One of the hallmarks of a cyclical business is operating leverage. When revenues explode, and your cost structure remains relatively fixed, profitability kicks into overdrive. When boom turns to bust, that leverage cuts just as hard in the other direction, and losses pile up. Layering financial leverage (i.e., debt) on top of this natural operating leverage is often a recipe for disaster.
At the end of 2006, contract driller Hercules Offshore's
If Silgan Holdings
Other than a few fairly long-term engagements with the likes of Chevron
Hercules had over $950 million in total debt at the end of the quarter. Catching what I believe is the tail end of a monster junk bond rally, the firm recently sold $300 million of 2017 notes that were priced to yield 11%. This will help pay down Hercules' term loan, thus buying the company time to climb out of the hole it's drilled for itself over the past few years.

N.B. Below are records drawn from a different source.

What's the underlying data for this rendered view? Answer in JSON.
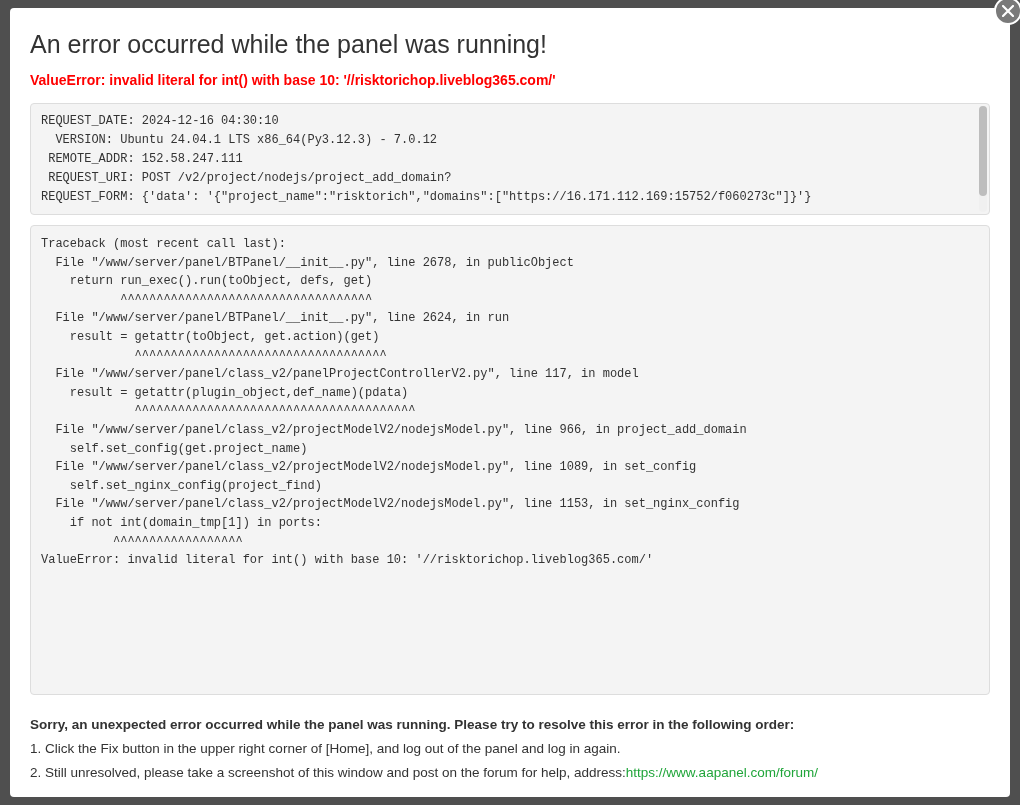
{
  "dialog": {
    "title": "An error occurred while the panel was running!",
    "error_summary": "ValueError: invalid literal for int() with base 10: '//risktorichop.liveblog365.com/'"
  },
  "request_info": [
    "REQUEST_DATE: 2024-12-16 04:30:10",
    "  VERSION: Ubuntu 24.04.1 LTS x86_64(Py3.12.3) - 7.0.12",
    " REMOTE_ADDR: 152.58.247.111",
    " REQUEST_URI: POST /v2/project/nodejs/project_add_domain?",
    "REQUEST_FORM: {'data': '{\"project_name\":\"risktorich\",\"domains\":[\"https://16.171.112.169:15752/f060273c\"]}'}"
  ],
  "traceback": [
    "Traceback (most recent call last):",
    "  File \"/www/server/panel/BTPanel/__init__.py\", line 2678, in publicObject",
    "    return run_exec().run(toObject, defs, get)",
    "           ^^^^^^^^^^^^^^^^^^^^^^^^^^^^^^^^^^^",
    "  File \"/www/server/panel/BTPanel/__init__.py\", line 2624, in run",
    "    result = getattr(toObject, get.action)(get)",
    "             ^^^^^^^^^^^^^^^^^^^^^^^^^^^^^^^^^^^",
    "  File \"/www/server/panel/class_v2/panelProjectControllerV2.py\", line 117, in model",
    "    result = getattr(plugin_object,def_name)(pdata)",
    "             ^^^^^^^^^^^^^^^^^^^^^^^^^^^^^^^^^^^^^^^",
    "  File \"/www/server/panel/class_v2/projectModelV2/nodejsModel.py\", line 966, in project_add_domain",
    "    self.set_config(get.project_name)",
    "  File \"/www/server/panel/class_v2/projectModelV2/nodejsModel.py\", line 1089, in set_config",
    "    self.set_nginx_config(project_find)",
    "  File \"/www/server/panel/class_v2/projectModelV2/nodejsModel.py\", line 1153, in set_nginx_config",
    "    if not int(domain_tmp[1]) in ports:",
    "          ^^^^^^^^^^^^^^^^^^",
    "ValueError: invalid literal for int() with base 10: '//risktorichop.liveblog365.com/'"
  ],
  "help": {
    "heading": "Sorry, an unexpected error occurred while the panel was running. Please try to resolve this error in the following order:",
    "steps": [
      {
        "text": "1. Click the Fix button in the upper right corner of [Home], and log out of the panel and log in again."
      },
      {
        "text": "2. Still unresolved, please take a screenshot of this window and post on the forum for help, address:",
        "link": "https://www.aapanel.com/forum/"
      }
    ]
  }
}
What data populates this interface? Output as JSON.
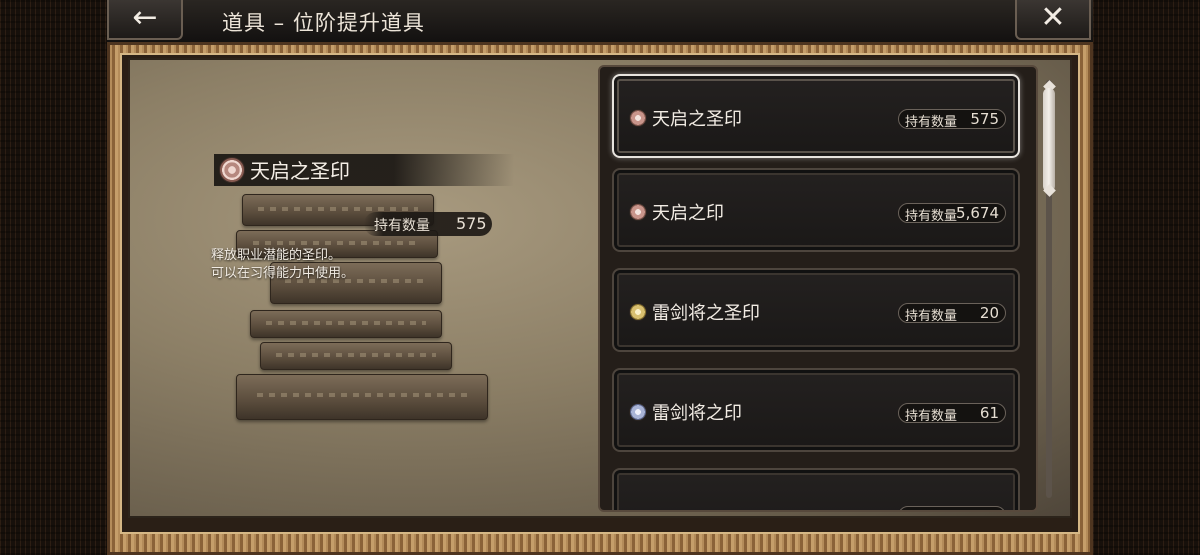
{
  "header": {
    "back_icon": "←",
    "title": "道具 – 位阶提升道具",
    "close_icon": "✕"
  },
  "detail": {
    "name": "天启之圣印",
    "count_label": "持有数量",
    "count_value": "575",
    "description_lines": [
      "释放职业潜能的圣印。",
      "可以在习得能力中使用。"
    ],
    "icon_color": "#c8948a"
  },
  "items": [
    {
      "name": "天启之圣印",
      "count_label": "持有数量",
      "count": "575",
      "icon_color": "#c9958b",
      "selected": true
    },
    {
      "name": "天启之印",
      "count_label": "持有数量",
      "count": "5,674",
      "icon_color": "#c9958b",
      "selected": false
    },
    {
      "name": "雷剑将之圣印",
      "count_label": "持有数量",
      "count": "20",
      "icon_color": "#d9c070",
      "selected": false
    },
    {
      "name": "雷剑将之印",
      "count_label": "持有数量",
      "count": "61",
      "icon_color": "#a9b4d6",
      "selected": false
    }
  ]
}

If bidding activity continues to pick up in the Gulf of Mexico, as it has since September, and the commodities complex avoids another sharp downturn over the next two to three years, Hercules could prove a rewarding speculation. I'm not personally willing to take those odds, however.